Amnesty International (AI), like a few other global rights organisations, seeks to work with governments, to try and influence and even pressurise them to change policy. Often, such reports on ostensibly democratic nations are as damning as those on outright authoritarian regimes; the difference being that the former supposedly have a duty to differentiate themselves from the latter, according to their democratic Constitutions. But what efficacy, the question arises, do reports such as the exhaustive document on the utter absence of rights, and rank repression, in Kashmir, just brought out by AI, have in a context where the state seems to be predicated on denying the democratic rights that are supposedly its duty to uphold? That question is more relevant given the widespread feeling that nothing really changes in Kashmir despite such reports, that the status quo persists, brazenly so.
The obvious answer is that such a damning report lays waste to claims of a democratic set-up. Indeed, the AI report basically, though not stated in these terms, says the whole architecture of laws and ‘governance’ in Kashmir is repressive and aimed at perpetuating that repression with impunity. There is a ‘naming and shaming’ aspect to this, and a country as keen as India to portray a positive image cannot but be negatively impacted. Then, it must also be understood that India, like some other nations, has modernised repressive methods so as to undermine its own democratic duties in sophisticated ways. One way that works in Kashmir is by mutating the very concept and understanding of democracy itself. Be it via mass media, the trumpeting of its institutions while seeking to belittle criticism (even, for instance, arguing, that a report like the one just brought out by the AI is against national security interests while highlighting the apparent ‘freedom’ of allowing the AI to work here and produce the report), or setting up its own counterweights (such as various toothless Human Rights Commissions), the overall attempt is to manipulate political discourse, to posit that democracy exists albeit with a few creases. This becomes part of trying to enforce the status quo, of allowing some criticism and concurrently seeking to discredit all criticism.

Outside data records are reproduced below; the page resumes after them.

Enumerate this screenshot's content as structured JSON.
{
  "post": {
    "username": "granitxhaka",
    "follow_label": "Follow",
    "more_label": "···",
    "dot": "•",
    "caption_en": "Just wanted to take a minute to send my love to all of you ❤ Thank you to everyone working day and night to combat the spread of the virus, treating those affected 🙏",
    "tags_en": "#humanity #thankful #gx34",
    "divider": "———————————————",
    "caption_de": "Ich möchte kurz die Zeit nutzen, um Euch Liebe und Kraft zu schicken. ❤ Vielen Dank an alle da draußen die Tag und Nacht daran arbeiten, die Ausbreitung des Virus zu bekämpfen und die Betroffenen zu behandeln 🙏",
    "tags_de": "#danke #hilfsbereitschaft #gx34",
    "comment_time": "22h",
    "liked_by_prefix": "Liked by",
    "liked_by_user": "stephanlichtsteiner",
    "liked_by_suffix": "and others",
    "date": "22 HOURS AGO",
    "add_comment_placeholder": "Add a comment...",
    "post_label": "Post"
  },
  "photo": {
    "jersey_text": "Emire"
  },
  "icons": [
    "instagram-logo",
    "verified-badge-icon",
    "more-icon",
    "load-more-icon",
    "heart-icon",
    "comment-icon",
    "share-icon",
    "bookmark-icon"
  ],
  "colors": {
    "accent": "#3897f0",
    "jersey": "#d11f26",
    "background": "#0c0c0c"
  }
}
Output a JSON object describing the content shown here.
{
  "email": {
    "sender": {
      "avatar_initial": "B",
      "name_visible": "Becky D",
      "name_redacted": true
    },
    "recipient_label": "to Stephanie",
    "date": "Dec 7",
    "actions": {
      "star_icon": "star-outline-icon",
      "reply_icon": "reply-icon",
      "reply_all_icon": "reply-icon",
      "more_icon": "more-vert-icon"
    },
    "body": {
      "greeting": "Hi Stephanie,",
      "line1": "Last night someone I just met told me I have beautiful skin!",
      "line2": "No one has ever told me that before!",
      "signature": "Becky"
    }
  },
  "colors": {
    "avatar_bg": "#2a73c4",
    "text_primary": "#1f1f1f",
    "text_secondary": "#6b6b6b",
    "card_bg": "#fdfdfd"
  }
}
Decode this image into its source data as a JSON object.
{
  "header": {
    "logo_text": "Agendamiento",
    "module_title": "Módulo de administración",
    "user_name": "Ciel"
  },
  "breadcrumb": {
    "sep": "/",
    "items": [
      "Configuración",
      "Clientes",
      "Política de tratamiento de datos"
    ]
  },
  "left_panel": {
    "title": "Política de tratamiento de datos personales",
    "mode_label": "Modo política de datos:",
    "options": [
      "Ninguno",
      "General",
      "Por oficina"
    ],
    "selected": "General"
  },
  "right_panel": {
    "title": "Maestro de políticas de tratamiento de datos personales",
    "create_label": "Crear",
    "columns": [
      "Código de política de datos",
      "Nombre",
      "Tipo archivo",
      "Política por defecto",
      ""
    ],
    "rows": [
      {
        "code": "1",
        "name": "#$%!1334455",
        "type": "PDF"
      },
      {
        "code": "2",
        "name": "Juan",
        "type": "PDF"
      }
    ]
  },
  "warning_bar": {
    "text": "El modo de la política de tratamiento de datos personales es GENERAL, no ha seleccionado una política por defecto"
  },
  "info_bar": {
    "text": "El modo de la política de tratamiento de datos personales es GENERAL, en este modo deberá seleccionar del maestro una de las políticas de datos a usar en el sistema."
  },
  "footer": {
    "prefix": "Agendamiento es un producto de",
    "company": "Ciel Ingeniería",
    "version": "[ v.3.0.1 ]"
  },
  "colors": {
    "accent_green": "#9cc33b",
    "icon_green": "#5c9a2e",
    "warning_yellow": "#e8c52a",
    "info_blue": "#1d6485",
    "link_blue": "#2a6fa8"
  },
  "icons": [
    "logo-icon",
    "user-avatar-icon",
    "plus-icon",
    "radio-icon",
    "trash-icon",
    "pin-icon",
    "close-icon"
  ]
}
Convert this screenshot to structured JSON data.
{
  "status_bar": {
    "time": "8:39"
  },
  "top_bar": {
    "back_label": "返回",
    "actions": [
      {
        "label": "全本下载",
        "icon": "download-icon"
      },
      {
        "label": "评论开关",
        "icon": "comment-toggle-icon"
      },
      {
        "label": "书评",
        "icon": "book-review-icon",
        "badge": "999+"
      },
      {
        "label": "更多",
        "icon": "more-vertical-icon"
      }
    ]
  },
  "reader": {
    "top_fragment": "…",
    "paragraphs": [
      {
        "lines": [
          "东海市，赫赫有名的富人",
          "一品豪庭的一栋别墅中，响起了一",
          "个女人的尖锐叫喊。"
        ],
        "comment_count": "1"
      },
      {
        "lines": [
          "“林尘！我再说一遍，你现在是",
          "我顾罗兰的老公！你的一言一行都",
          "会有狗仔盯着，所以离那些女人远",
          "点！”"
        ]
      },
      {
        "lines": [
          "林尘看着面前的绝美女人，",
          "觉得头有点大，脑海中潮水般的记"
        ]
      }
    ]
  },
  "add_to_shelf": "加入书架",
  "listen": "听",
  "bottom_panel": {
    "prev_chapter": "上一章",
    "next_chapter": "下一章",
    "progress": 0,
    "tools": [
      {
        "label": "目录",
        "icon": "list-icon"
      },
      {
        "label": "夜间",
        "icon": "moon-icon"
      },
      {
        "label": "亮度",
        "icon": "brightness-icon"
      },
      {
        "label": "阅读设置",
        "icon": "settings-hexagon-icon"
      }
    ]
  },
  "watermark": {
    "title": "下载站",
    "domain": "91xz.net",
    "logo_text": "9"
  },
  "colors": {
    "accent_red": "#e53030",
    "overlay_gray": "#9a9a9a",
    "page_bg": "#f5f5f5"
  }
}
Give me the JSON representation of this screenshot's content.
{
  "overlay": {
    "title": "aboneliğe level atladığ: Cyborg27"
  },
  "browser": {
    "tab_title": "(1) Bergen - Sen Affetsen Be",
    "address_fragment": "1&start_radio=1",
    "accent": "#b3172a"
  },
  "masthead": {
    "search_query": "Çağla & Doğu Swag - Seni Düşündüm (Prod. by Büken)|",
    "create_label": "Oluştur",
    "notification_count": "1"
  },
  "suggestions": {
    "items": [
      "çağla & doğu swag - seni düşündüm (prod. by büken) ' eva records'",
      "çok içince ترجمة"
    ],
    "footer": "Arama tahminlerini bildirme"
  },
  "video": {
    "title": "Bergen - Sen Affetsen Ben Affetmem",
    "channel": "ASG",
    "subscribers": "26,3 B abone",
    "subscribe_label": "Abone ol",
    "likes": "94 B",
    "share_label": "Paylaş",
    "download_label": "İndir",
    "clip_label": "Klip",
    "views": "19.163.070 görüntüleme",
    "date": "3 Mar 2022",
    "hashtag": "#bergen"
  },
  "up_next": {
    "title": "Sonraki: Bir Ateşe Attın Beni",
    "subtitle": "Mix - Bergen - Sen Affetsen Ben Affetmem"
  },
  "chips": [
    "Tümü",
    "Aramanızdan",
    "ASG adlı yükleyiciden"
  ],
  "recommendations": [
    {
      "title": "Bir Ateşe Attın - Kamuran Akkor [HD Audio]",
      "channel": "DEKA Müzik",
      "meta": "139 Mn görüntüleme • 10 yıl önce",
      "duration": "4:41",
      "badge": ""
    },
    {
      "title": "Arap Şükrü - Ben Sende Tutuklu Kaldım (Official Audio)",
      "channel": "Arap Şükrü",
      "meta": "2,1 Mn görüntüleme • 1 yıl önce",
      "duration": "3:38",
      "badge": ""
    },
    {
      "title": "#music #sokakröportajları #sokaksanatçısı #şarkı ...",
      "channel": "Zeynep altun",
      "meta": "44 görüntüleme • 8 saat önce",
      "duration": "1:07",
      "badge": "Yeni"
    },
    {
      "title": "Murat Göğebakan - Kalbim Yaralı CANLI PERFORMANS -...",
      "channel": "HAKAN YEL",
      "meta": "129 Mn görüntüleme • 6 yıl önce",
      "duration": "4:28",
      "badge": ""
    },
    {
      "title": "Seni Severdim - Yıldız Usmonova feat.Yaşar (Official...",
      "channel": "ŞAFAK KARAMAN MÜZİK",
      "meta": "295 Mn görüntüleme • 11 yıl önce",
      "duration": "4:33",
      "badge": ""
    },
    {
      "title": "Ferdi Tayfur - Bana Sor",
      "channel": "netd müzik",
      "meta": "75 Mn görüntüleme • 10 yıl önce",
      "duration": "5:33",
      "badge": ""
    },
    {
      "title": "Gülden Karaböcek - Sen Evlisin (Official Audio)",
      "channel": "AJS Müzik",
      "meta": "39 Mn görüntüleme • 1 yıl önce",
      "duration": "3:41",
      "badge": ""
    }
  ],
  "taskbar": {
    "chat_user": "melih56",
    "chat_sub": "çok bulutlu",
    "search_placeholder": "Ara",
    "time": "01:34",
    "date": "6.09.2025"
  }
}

But that massive gap still remains between claims and reality, between ostensible democracy and actual repression. And that unbridgeable gap ensures that the unraveling of those democratic claims is actually a work in progress. For, howsoever long it takes, with all their illusions of permanence, repressive states end up on the wrong side of history.